There are many opinions on how much money you should put into your emergency fund, and there are many things to consider such as your rent or mortgage, car insurance, and child expenses. A general rule of thumb is to have three to six months savings put away. This number is highly personal to your situation. The amount of savings you need depends on circumstances such as if you are married, have children, or care for an aging parent. In which case, you may need to put more away than if you are single with no dependents. Do you have parents that can help you in a crisis or have other means of savings? If so, you may need less in your emergency fund. There are many emergency fund calculator tools that you can use to help determine your needs.
Beginning to save can sometimes feel overwhelming. One way to begin is to start slowly by just saving your extra change. If you have a few dollars or a handful of change at the end of each day or week, put it in a jar and start letting it accumulate. Additionally, if you put away just $20 a week, by the end of the year, you will have $1,000 saved for your emergency fund.
A tax refund is another excellent way to get a jump start on your savings. If you receive a tax refund, deposit that entire amount into your emergency fund. You can even have the refund directly deposited into your savings account.
Saving for an emergency fund is not an ongoing action. Set a timeline to hit your goal. When it is met, continually check the balance, and make sure you are prepared for any situation.
Where to put your emergency fund
In an emergency, you may not have the time to sell stock or other assets. The key here is to have quick, easy access to the money. However, do not make it so easy to tap that you are tempted to use it in non-emergency situations.
A basic savings account or money market account is really the best choice. Here the money is liquid and safe, but is not so easy as to tempt you to grab the cash for other items. Look for a high-yield account, meaning it pays higher interest rates than a traditional account. This way you are making money on your money. Remember to look for accounts that don’t have annual fees.

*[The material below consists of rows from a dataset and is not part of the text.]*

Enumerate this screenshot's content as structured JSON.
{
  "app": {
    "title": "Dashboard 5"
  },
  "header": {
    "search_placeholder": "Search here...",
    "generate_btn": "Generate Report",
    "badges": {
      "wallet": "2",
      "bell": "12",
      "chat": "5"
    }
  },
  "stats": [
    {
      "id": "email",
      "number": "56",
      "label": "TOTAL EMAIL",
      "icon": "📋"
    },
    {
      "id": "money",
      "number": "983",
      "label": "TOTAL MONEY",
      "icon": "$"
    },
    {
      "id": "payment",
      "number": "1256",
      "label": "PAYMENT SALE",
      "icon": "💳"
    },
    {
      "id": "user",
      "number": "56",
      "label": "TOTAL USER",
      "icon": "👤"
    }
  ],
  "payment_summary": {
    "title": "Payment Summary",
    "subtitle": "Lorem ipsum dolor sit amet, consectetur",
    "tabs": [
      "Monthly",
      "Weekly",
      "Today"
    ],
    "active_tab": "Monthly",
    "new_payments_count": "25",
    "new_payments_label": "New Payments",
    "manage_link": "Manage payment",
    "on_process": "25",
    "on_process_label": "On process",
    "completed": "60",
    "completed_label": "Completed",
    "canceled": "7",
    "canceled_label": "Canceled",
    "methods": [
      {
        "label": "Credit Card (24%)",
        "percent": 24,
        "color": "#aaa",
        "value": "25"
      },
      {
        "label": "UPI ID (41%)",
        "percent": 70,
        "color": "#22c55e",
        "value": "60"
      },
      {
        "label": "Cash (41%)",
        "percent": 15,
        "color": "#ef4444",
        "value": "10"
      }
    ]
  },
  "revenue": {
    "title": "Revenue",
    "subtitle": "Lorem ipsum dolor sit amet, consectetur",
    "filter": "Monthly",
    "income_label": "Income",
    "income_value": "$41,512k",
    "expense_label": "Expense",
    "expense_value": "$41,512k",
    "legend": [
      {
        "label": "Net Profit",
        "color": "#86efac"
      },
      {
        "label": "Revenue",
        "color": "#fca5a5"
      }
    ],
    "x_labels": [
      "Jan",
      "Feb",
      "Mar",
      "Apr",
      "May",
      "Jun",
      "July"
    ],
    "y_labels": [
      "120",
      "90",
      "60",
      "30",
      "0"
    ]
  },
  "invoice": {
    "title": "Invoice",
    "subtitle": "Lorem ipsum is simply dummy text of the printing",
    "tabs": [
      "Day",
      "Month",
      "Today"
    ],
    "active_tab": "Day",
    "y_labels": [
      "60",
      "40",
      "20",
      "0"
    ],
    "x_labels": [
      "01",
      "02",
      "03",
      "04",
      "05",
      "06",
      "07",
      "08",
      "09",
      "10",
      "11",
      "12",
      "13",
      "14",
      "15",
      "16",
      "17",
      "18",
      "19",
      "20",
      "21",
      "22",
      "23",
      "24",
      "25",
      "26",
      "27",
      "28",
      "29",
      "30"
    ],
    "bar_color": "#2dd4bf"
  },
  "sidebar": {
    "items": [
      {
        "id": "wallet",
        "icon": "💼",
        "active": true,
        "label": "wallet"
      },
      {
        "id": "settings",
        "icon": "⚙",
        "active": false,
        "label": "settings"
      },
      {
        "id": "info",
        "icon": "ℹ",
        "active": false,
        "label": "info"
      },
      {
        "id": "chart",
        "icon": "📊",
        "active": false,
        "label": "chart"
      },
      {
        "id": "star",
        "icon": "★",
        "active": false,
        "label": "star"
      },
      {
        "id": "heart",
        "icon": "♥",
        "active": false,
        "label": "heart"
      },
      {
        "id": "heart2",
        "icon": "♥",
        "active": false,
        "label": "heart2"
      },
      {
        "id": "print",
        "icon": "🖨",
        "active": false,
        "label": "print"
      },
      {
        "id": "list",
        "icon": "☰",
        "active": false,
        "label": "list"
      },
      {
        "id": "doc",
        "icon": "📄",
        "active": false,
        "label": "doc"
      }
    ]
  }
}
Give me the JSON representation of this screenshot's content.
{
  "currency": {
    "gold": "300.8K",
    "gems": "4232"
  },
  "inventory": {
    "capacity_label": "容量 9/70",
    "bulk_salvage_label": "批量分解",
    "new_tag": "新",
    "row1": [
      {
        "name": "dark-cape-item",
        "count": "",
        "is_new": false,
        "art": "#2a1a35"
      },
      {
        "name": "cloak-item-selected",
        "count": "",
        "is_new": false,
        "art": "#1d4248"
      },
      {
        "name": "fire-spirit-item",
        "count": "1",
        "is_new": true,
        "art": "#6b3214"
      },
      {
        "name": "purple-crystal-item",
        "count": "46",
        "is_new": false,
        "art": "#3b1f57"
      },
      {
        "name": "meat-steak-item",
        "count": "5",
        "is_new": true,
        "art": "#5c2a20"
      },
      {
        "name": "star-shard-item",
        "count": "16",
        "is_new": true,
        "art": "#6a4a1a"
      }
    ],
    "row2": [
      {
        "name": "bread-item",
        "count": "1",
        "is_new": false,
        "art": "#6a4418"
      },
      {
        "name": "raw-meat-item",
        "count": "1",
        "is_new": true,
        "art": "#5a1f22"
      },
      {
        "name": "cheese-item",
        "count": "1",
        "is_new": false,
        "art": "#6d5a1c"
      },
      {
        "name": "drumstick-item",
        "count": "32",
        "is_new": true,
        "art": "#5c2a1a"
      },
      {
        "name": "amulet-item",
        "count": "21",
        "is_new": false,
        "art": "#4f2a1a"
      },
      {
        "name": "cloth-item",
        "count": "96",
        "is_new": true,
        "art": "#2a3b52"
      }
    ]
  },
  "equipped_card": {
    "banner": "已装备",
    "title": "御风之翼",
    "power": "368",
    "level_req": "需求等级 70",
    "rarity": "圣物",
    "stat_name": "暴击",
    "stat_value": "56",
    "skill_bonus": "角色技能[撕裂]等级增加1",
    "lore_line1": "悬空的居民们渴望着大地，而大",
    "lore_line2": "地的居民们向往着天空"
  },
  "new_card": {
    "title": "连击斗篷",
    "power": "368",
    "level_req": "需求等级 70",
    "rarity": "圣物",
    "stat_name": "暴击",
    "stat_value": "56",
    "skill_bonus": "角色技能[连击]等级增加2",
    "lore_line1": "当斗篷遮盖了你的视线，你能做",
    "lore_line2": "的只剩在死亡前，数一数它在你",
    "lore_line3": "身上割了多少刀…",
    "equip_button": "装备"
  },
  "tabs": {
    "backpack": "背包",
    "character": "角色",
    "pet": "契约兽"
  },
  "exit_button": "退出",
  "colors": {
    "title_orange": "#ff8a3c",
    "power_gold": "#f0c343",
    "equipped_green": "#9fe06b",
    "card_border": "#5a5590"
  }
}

Get into the habit
Whether you begin with small deposits from extra change in your wallet, or start larger with a tax refund, the key is to make savings a habit. Set a realistic savings goal for each month and stick with it. Once your fund includes three to six months’ worth of savings, continue to save. If you must withdraw some of your account for an emergency, ensure you replenish it.
Creating an emergency fund is not necessarily a fun way to spend money, but the peace of mind it will bring to you will be worth it. Savings should be a priority so that you stay financially prepared and secure for anything life throws your way.
Claudia Mollerup-Madsen is Vice President and a Financial Advisor with the Wealth Management Division of Morgan Stanley in Houston.